§ **WHAT TO DO**
Search each line of the data for the word "icon"; copy every line where it is found.
Top of RECORDS TO PROCESS
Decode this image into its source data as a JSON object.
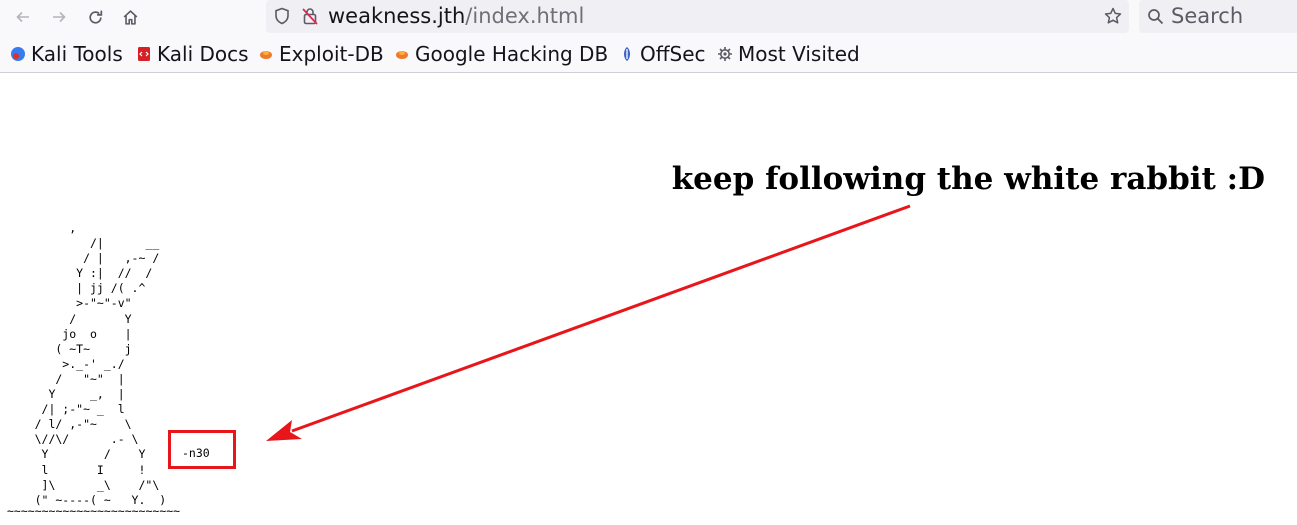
{
  "browser": {
    "url_host": "weakness.jth",
    "url_path": "/index.html",
    "search_placeholder": "Search"
  },
  "bookmarks": [
    {
      "label": "Kali Tools",
      "icon": "kali-tools-icon"
    },
    {
      "label": "Kali Docs",
      "icon": "kali-docs-icon"
    },
    {
      "label": "Exploit-DB",
      "icon": "exploit-db-icon"
    },
    {
      "label": "Google Hacking DB",
      "icon": "google-hacking-db-icon"
    },
    {
      "label": "OffSec",
      "icon": "offsec-icon"
    },
    {
      "label": "Most Visited",
      "icon": "gear-icon"
    }
  ],
  "page": {
    "headline": "keep following the white rabbit :D",
    "ascii_art": "          ,\n             /|      __\n            / |   ,-~ /\n           Y :|  //  /\n           | jj /( .^\n           >-\"~\"-v\"\n          /       Y\n         jo  o    |\n        ( ~T~     j\n         >._-' _./\n        /   \"~\"  |\n       Y     _,  |\n      /| ;-\"~ _  l\n     / l/ ,-\"~    \\\n     \\//\\/      .- \\\n      Y        /    Y\n      l       I     !\n      ]\\      _\\    /\"\\\n     (\" ~----( ~   Y.  )",
    "ascii_baseline": "~~~~~~~~~~~~~~~~~~~~~~~~~",
    "highlighted_code": "-n30"
  },
  "colors": {
    "annotation_red": "#e8161b"
  }
}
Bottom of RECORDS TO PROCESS
§ **REPLY TO THE EXERCISE**
      "icon": "kali-tools-icon"
      "icon": "kali-docs-icon"
      "icon": "exploit-db-icon"
      "icon": "google-hacking-db-icon"
      "icon": "offsec-icon"
      "icon": "gear-icon"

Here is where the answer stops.